There are some important U.S. international tax considerations to be aware of when a U.S. person transfers intangible property outside the United States. When a U.S. person contributes intangible property to a foreign corporation as a capital contribution in exchange for stock, a taxable event will generally occur for U.S. federal income tax purposes. The U.S. transferor is considered to have taxable income from a deemed sale of the intangible property in the form of annual deemed payments based on the productivity or use of the property for the lesser of the useful life of the property or 20 years.
This requirement is based on Section 367(d) of the U.S. Internal Revenue Code. For purposes of this rule, the definition of intangibles is provided under Section 936(h)(3)(B) to include patents, copyrights, trademarks, franchises, licenses, contracts and customer lists which have substantial value independent of the services of any individual.
Where the U.S. transferor is a parent or subsidiary of the transferee foreign corporation, Section 482 transfer pricing rules require that the deemed annual payments must be based on the arm’s length standard between uncontrolled taxpayers. This means that the U.S. transferor’s annual deemed payments from the deemed sale of the intangible property must be determined by the amount of income that is expected to be produced from the intangible property. The same rules also apply to a transfer of intangible property in an outbound corporate reorganization transaction that otherwise would be a nontaxable merger or acquisition.
A U.S. person also may consider structuring an offshore transfer of intangible property to a foreign company as a sale. In the case of a sale, the U.S. transferor is subject to U.S. taxation on the difference between the cost basis and the sale price of the intangible property. The source (U.S. or foreign source) and the character of the income (ordinary or capital gain) could vary depending on the situation and the terms of the sale.
Another way to transfer intangible property offshore is through a licensing agreement. In the case of a transaction between related parties such as a U.S. parent and a foreign subsidiary, the royalty for the use of the intangible property must be based on the Section 482 arm’s length standard.
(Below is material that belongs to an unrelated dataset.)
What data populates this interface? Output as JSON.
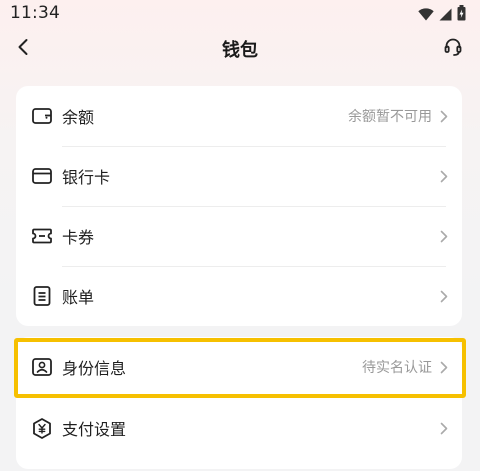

If the U.S. company is paying a royalty to a foreign company for the use of the intangible property in the United States, the royalty payment is subject to 30% U.S. nonresident tax withholding unless the royalty income is considered to be effectively connected with the foreign company’s U.S. trade or business.
Even though cost-sharing arrangements between related U.S. and foreign companies is an area where the IRS is currently increasing its scrutiny, they could also provide an opportunity for the cross-border co-development of intangible property.